Eddie Izzard has explained her shift to using ‘she’ pronouns and spoken about her desire to live most of the time in ‘girl mode’ in a conversation with Matt Lucas about her current marathon challenge.
The genderfluid comedian and political activist, who for decades has sometimes presented as male and sometimes as female in public, said earlier this month she would be primarily using she/her pronouns and will be “based in girl mode from now on”.
Her gender expression led to a tidal wave of hate from the anti-trans lobby, with some groups openly deriding Izzard’s desire to use she pronouns.
Eddie Izzard: ‘I’m going to be based in girl mode’
She explained: “I use ‘girl mode’ and ‘boy mode’ which are not great little phrases, but if anyone’s got a better one, I’ll use it.
“I was on Portrait Artist of the Year, they asked me politely as I was in girl mode, ‘What pronouns would you like to use?’ And I said, ‘Well, I’m in girl mode, so she and her would be great.’

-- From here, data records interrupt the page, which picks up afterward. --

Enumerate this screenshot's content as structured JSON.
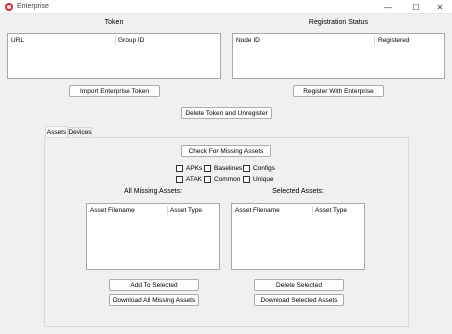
{
  "window": {
    "title": "Enterprise",
    "minimize_glyph": "—",
    "maximize_glyph": "☐",
    "close_glyph": "✕"
  },
  "token": {
    "heading": "Token",
    "columns": [
      "URL",
      "Group ID"
    ],
    "import_button": "Import Enterprise Token"
  },
  "registration": {
    "heading": "Registration Status",
    "columns": [
      "Node ID",
      "Registered"
    ],
    "register_button": "Register With Enterprise"
  },
  "delete_token_button": "Delete Token and Unregister",
  "tabs": [
    {
      "label": "Assets",
      "active": true
    },
    {
      "label": "Devices",
      "active": false
    }
  ],
  "assets": {
    "check_button": "Check For Missing Assets",
    "filters": [
      {
        "label": "APKs",
        "checked": false
      },
      {
        "label": "Baselines",
        "checked": false
      },
      {
        "label": "Configs",
        "checked": false
      },
      {
        "label": "ATAK",
        "checked": false
      },
      {
        "label": "Common",
        "checked": false
      },
      {
        "label": "Unique",
        "checked": false
      }
    ],
    "all_missing_label": "All Missing Assets:",
    "selected_label": "Selected Assets:",
    "missing_columns": [
      "Asset Filename",
      "Asset Type"
    ],
    "selected_columns": [
      "Asset Filename",
      "Asset Type"
    ],
    "add_button": "Add To Selected",
    "delete_button": "Delete Selected",
    "download_all_button": "Download All Missing Assets",
    "download_selected_button": "Download Selected Assets"
  }
}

“I’ve been out for 35 years. I came out in 1985, and I was doing shows in girl mode from 1991 onwards. It’s a bit like the world said, ‘Are you serious about this transgender after 35 years? We thought it was a tax dodge or something.’ It was a bit like that!”
Izzard added: “All my dramatic roles will be in boy mode… but I will be running, I’ll be doing comedy and I will be a political activist in girl mode.
“Up to my 50s I thought I was in boy mode, based in boy mode and expressing girl mode, so now on I’m going to be based in girl mode expressing boy mode. I thought I’d switch that round.
“It sounds a little complicated but I’m just telling people the truth of how my head works and the genetic thing, getting closer and closer and narrowing down how the brain is coded, which is differently than the body.”
She continued: “I was open about it, and I requested – I never insisted – if you can do she/her pronouns that would be great. But if not, call me Eddie, call me mate, call me moosh, I don’t mind. I’m really trying to be sat back about it.
“A lot of people were very supportive. Some people, mainly the usual suspects, were very negative, but since then I seem to have been promoted to ‘she’.
“I’m about to do a role in boy mode in February, and it looks like on the set they’re going to say [to the crew], ‘Please go she/her on the pronouns.’
“That’s wonderful and I am very honoured to have she/her pronouns. But if people say ‘he’ I don’t mind. If they’ve got a problem just say Eddie, it just fits in.”
Matt Lucas has had an education on trans and non-binary issues
Matt Lucas added: “You have the right to constantly assess and change. I know somebody who identifies as non-binary, and I’d never heard of the concept until I met them… and a couple years ago, their pronouns became they/them. So, for me, it’s been a massive learning curve.
“I’m gay, and sometimes there’s an assumption that gay people will just get it more quickly, but I haven’t found that necessarily. Gender fluidity is still a big learning curve.
“And also, some people can’t tell the difference between gender and sexuality, and they get confused, but they are actually different things.
“So thank you – I feel like I’m still learning about it, and I appreciate you talking about it. It’s great that you’re expressing yourself and it’s great that I’m able to learn about it.”
Izzard added: “It’s a little bit of a tricky obstacle course. I can only speak for myself, but I have found all official organisations are either using Eddie or are using she/her.
“I feel wonderful, I feel like I’ve been promoted to she. Some people are really fighting on my behalf, but on my behalf I’d like everyone to be chilled about it.”
She continued: “The extreme right don’t agree with us, but they’re going to have to bog off, I’m afraid.”